The strategy appears to be working as Northamber has just released its financials for the year ended June 30th 2015, revealing an increase in turnover of £2.6m (4.1 per cent) and a £269,000 reduction in the comparative pre-tax loss (from £1,155,000 to £886,000).
With further ongoing actions to refine trading, Northamber was able to increase its gross margin from 6.8 per cent to 7.0 per cent.
So it looks like things are starting to move in the right direction for the 35-year-old distributor.
In chairman David Phillips’ official statement, he revealed that the year to June 30th has been one of ‘contrasting fortunes’, detailing a positive performance in the first half of the year, followed in the second half by events ‘largely beyond or control’.
It seems one of these events was Microsoft’s launch of Windows 10.
“My positive statement at the interim stage, announcing an overall 18.1 per cent sales increase over the equivalent period last year, enabled a relatively confident and buoyant view of the Company’s progress. That was supported by our management accounts showing we had broken back into operating profit in March 2015,” said Phillips.
“At the time, I raised a commercially prudent note of caution and that then proved well founded. On March 19th, and just a week after the interims, Microsoft announced the cancellation of Windows 9 and the proposed ‘summer launch’ of Windows 10 later in 2015, later identified as July 29th.”
Phillips went on to explain how the firm was affected by the removal of support for XP, the criticisms of Windows 8 and the free upgrades to Windows 10, as well as the new operating system’s issues.

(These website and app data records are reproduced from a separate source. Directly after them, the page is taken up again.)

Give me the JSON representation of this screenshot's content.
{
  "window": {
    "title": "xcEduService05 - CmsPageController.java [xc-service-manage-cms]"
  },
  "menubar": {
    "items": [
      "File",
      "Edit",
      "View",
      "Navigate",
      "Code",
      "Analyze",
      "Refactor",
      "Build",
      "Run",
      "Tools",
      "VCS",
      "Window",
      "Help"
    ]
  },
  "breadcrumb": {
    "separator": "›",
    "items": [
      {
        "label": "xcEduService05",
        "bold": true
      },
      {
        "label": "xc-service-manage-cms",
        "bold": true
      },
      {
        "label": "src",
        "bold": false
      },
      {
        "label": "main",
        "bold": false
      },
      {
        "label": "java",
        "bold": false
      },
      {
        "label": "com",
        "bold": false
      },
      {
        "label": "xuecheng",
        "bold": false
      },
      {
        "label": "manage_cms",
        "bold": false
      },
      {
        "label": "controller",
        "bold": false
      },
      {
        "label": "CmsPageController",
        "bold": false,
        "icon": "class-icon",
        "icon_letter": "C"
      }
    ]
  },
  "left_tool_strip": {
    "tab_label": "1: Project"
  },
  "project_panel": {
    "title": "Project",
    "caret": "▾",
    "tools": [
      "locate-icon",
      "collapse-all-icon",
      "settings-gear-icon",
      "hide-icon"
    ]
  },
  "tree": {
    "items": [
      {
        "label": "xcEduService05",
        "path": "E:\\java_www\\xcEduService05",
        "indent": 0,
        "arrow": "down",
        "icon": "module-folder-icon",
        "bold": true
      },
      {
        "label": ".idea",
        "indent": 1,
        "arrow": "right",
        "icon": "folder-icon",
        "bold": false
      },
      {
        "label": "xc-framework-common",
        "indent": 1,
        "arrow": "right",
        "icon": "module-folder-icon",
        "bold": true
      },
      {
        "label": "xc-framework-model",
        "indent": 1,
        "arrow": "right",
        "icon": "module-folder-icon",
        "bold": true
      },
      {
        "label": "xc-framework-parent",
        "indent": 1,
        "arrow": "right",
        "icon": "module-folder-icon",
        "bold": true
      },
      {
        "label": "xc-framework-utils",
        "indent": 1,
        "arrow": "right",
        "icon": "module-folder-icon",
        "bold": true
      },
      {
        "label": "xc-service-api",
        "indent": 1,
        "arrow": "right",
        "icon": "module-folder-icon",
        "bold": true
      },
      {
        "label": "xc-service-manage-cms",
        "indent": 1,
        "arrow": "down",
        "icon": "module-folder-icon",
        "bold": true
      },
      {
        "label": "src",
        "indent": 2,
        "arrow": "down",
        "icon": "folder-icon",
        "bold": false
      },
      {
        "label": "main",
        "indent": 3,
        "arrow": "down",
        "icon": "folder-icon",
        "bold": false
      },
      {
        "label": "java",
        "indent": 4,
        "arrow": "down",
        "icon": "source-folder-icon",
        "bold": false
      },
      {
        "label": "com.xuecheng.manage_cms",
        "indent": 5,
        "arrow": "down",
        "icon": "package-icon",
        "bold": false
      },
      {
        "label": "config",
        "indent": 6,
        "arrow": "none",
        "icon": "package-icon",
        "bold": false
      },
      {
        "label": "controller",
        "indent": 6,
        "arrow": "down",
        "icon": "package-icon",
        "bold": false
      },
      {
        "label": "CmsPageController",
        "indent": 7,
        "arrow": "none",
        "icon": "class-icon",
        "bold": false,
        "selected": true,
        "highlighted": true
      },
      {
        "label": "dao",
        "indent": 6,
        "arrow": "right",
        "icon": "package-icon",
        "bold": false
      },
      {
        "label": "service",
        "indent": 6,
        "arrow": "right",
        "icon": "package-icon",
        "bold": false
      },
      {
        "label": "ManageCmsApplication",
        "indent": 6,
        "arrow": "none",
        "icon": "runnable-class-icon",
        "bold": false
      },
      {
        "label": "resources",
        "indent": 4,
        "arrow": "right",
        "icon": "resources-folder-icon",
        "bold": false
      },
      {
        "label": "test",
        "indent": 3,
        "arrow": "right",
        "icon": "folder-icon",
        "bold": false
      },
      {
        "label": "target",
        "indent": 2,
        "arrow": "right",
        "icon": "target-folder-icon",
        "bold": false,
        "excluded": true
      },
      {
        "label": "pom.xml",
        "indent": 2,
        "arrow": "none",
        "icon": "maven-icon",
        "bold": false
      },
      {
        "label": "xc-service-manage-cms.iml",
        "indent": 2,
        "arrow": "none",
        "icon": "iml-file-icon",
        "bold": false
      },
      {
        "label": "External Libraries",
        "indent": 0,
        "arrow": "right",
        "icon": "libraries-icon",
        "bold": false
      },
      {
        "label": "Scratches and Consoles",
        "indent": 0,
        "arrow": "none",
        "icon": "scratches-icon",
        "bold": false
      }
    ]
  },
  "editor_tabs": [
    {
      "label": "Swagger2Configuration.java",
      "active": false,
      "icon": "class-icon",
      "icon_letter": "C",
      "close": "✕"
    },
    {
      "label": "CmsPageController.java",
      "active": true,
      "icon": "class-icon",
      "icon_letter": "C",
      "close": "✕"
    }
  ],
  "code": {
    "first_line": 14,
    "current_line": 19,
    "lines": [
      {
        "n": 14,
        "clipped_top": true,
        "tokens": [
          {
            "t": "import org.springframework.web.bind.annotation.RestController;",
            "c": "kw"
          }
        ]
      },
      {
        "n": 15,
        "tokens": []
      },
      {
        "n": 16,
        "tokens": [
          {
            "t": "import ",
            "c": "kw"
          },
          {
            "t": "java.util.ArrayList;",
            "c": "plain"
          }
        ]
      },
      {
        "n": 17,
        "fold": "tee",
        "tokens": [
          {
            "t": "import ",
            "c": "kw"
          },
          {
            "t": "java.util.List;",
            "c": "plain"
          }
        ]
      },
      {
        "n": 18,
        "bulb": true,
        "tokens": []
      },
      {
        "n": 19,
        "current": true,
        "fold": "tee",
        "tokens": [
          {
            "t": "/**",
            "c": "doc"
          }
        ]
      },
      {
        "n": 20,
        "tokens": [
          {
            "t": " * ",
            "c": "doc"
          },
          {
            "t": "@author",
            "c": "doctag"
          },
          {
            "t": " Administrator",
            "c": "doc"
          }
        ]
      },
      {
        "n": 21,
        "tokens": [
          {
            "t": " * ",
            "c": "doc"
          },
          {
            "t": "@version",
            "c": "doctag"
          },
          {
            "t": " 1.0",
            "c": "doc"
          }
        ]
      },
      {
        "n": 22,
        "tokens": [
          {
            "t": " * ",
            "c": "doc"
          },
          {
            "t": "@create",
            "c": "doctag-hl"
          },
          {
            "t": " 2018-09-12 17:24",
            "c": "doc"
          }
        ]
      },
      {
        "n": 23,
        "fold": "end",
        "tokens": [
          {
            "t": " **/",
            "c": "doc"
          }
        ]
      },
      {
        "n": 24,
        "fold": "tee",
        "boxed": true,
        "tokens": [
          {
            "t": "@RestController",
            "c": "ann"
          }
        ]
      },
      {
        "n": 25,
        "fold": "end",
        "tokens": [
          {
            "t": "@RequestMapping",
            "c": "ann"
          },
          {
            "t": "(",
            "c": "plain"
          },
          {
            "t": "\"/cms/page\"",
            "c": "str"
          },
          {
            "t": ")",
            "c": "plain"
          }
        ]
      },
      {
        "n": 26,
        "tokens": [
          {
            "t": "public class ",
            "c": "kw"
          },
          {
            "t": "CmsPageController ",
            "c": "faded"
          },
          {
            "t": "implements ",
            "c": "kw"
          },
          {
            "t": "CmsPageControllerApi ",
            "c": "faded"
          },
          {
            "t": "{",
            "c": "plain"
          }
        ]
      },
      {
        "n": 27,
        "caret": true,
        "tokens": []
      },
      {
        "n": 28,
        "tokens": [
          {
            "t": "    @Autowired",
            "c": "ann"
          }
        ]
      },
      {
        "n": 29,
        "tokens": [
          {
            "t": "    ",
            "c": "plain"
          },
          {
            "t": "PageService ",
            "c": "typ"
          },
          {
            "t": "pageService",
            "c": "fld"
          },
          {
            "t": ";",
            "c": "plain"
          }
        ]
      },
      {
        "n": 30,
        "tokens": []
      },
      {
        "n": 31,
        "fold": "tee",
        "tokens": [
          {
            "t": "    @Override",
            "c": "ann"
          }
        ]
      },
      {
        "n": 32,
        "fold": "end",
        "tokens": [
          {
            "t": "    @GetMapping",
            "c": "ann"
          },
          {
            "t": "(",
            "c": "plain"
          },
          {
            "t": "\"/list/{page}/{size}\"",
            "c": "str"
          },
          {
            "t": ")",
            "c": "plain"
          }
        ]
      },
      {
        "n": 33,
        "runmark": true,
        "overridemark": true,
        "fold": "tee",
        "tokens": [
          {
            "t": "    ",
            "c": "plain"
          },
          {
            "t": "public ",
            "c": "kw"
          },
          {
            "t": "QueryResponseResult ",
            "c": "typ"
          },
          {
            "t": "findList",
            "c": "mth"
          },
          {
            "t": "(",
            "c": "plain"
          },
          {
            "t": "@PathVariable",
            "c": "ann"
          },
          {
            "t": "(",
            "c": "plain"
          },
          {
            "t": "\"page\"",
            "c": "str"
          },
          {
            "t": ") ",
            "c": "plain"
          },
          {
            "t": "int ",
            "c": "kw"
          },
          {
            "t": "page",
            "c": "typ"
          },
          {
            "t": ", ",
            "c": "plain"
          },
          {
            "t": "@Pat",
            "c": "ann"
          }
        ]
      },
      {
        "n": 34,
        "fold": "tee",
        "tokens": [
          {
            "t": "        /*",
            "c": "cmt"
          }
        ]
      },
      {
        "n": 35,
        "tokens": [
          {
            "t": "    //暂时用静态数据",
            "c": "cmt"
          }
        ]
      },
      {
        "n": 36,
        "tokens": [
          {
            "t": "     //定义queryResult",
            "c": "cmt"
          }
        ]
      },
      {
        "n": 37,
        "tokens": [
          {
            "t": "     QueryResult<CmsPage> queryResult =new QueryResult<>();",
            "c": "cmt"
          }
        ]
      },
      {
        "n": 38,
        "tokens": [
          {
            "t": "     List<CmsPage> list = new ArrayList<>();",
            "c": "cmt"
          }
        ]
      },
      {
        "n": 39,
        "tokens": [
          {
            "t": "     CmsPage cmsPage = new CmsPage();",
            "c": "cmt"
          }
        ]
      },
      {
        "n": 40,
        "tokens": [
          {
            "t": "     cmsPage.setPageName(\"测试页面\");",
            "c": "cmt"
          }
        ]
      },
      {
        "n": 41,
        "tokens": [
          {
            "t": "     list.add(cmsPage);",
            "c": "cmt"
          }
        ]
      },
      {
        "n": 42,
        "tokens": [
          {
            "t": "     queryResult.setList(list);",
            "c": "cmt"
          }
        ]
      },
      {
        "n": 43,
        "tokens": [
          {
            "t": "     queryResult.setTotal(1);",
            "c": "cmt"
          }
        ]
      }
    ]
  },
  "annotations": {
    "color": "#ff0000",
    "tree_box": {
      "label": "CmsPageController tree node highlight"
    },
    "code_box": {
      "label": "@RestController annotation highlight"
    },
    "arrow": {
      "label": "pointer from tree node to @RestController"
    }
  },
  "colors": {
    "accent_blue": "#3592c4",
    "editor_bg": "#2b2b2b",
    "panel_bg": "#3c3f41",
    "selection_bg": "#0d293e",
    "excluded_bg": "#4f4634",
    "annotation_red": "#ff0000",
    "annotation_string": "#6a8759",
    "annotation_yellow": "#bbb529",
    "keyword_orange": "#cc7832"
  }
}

“After the earlier removal of support for XP and the criticisms of Windows 8, the resultant uncertainty created within the commercial user sector, running business critical legacy software and peripheral devices, was such that a strong hiatus was created in the otherwise normal anticipated demand run-rates,” he said.
“Whilst seeking to support new product sales during the uncertainty, Microsoft simultaneously announced the offer of free upgrades from Windows 7 and 8 to Windows 10. Commercial users, however, proved understandably reticent to risk any unnecessary data or incompatible hardware or software exposures.”
After the eventual release of Windows 10 and the press reports of discovered problems and awaited fixes, Northamber believes this served to continue the hiatus.
With regards to the future, Phillips commented: “After too many years in this sector, we remain prudently optimistic that we will continue to reverse the trend in the company of the last few years and provide a profitable business for the future.”